## Goal of the exercise
Would you write out the entries below, every one of them, exactly?

## Task inputs
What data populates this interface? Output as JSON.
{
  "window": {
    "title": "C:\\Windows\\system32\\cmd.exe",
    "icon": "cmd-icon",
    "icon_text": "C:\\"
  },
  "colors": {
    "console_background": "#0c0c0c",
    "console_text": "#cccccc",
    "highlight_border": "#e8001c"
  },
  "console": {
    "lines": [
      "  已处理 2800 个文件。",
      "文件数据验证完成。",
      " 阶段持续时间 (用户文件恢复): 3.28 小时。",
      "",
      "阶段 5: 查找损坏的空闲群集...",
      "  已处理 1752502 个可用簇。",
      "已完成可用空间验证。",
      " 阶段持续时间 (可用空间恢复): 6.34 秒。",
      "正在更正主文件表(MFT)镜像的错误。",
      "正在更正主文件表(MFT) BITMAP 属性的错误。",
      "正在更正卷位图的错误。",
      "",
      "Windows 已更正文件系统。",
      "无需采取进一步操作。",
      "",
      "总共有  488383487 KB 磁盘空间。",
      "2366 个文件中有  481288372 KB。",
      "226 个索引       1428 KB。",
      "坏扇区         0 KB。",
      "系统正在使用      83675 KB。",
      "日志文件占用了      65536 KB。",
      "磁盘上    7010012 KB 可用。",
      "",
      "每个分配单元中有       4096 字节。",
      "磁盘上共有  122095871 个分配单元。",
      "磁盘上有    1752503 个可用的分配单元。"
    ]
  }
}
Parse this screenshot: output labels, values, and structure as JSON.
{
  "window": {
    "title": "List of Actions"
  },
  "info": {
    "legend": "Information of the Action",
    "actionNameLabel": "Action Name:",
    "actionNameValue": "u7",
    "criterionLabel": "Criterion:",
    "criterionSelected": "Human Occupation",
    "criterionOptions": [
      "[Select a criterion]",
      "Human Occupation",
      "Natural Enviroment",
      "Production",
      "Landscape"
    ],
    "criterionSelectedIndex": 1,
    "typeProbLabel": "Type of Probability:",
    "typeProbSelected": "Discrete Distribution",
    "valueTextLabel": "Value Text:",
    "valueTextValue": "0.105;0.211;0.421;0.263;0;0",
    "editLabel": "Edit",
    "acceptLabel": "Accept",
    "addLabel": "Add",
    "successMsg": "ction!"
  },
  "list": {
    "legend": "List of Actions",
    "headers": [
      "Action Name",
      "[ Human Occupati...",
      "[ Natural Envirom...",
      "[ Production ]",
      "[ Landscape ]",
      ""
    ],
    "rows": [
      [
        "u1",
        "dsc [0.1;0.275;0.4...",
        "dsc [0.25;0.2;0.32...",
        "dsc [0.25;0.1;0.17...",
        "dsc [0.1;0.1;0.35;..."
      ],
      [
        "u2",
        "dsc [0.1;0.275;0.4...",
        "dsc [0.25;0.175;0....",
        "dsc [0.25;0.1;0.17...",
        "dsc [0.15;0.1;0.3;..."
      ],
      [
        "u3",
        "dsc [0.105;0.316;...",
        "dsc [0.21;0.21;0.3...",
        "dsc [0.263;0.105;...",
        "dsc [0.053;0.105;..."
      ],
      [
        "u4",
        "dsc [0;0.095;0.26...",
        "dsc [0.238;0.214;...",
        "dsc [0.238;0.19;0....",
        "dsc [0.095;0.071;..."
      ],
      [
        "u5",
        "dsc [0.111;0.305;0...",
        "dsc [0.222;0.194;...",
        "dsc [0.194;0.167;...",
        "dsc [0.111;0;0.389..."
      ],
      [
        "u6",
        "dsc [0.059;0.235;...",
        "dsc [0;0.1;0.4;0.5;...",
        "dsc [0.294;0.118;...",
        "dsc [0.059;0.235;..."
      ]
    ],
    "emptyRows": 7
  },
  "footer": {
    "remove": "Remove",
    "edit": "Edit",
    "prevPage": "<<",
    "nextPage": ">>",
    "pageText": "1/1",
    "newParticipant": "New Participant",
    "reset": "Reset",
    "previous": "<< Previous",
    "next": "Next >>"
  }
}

## Exercise solution
What data populates this interface? Output as JSON.
{
  "window": {
    "title": "C:\\Windows\\system32\\cmd.exe",
    "icon": "cmd-icon",
    "icon_text": "C:\\"
  },
  "colors": {
    "console_background": "#0c0c0c",
    "console_text": "#cccccc",
    "highlight_border": "#e8001c"
  },
  "console": {
    "lines": [
      "  已处理 2800 个文件。",
      "文件数据验证完成。",
      " 阶段持续时间 (用户文件恢复): 3.28 小时。",
      "",
      "阶段 5: 查找损坏的空闲群集...",
      "  已处理 1752502 个可用簇。",
      "已完成可用空间验证。",
      " 阶段持续时间 (可用空间恢复): 6.34 秒。",
      "正在更正主文件表(MFT)镜像的错误。",
      "正在更正主文件表(MFT) BITMAP 属性的错误。",
      "正在更正卷位图的错误。",
      "",
      "Windows 已更正文件系统。",
      "无需采取进一步操作。",
      "",
      "总共有  488383487 KB 磁盘空间。",
      "2366 个文件中有  481288372 KB。",
      "226 个索引       1428 KB。",
      "坏扇区         0 KB。",
      "系统正在使用      83675 KB。",
      "日志文件占用了      65536 KB。",
      "磁盘上    7010012 KB 可用。",
      "",
      "每个分配单元中有       4096 字节。",
      "磁盘上共有  122095871 个分配单元。",
      "磁盘上有    1752503 个可用的分配单元。"
    ]
  }
}
Parse this screenshot: output labels, values, and structure as JSON.
{
  "window": {
    "title": "List of Actions"
  },
  "info": {
    "legend": "Information of the Action",
    "actionNameLabel": "Action Name:",
    "actionNameValue": "u7",
    "criterionLabel": "Criterion:",
    "criterionSelected": "Human Occupation",
    "criterionOptions": [
      "[Select a criterion]",
      "Human Occupation",
      "Natural Enviroment",
      "Production",
      "Landscape"
    ],
    "criterionSelectedIndex": 1,
    "typeProbLabel": "Type of Probability:",
    "typeProbSelected": "Discrete Distribution",
    "valueTextLabel": "Value Text:",
    "valueTextValue": "0.105;0.211;0.421;0.263;0;0",
    "editLabel": "Edit",
    "acceptLabel": "Accept",
    "addLabel": "Add",
    "successMsg": "ction!"
  },
  "list": {
    "legend": "List of Actions",
    "headers": [
      "Action Name",
      "[ Human Occupati...",
      "[ Natural Envirom...",
      "[ Production ]",
      "[ Landscape ]",
      ""
    ],
    "rows": [
      [
        "u1",
        "dsc [0.1;0.275;0.4...",
        "dsc [0.25;0.2;0.32...",
        "dsc [0.25;0.1;0.17...",
        "dsc [0.1;0.1;0.35;..."
      ],
      [
        "u2",
        "dsc [0.1;0.275;0.4...",
        "dsc [0.25;0.175;0....",
        "dsc [0.25;0.1;0.17...",
        "dsc [0.15;0.1;0.3;..."
      ],
      [
        "u3",
        "dsc [0.105;0.316;...",
        "dsc [0.21;0.21;0.3...",
        "dsc [0.263;0.105;...",
        "dsc [0.053;0.105;..."
      ],
      [
        "u4",
        "dsc [0;0.095;0.26...",
        "dsc [0.238;0.214;...",
        "dsc [0.238;0.19;0....",
        "dsc [0.095;0.071;..."
      ],
      [
        "u5",
        "dsc [0.111;0.305;0...",
        "dsc [0.222;0.194;...",
        "dsc [0.194;0.167;...",
        "dsc [0.111;0;0.389..."
      ],
      [
        "u6",
        "dsc [0.059;0.235;...",
        "dsc [0;0.1;0.4;0.5;...",
        "dsc [0.294;0.118;...",
        "dsc [0.059;0.235;..."
      ]
    ],
    "emptyRows": 7
  },
  "footer": {
    "remove": "Remove",
    "edit": "Edit",
    "prevPage": "<<",
    "nextPage": ">>",
    "pageText": "1/1",
    "newParticipant": "New Participant",
    "reset": "Reset",
    "previous": "<< Previous",
    "next": "Next >>"
  }
}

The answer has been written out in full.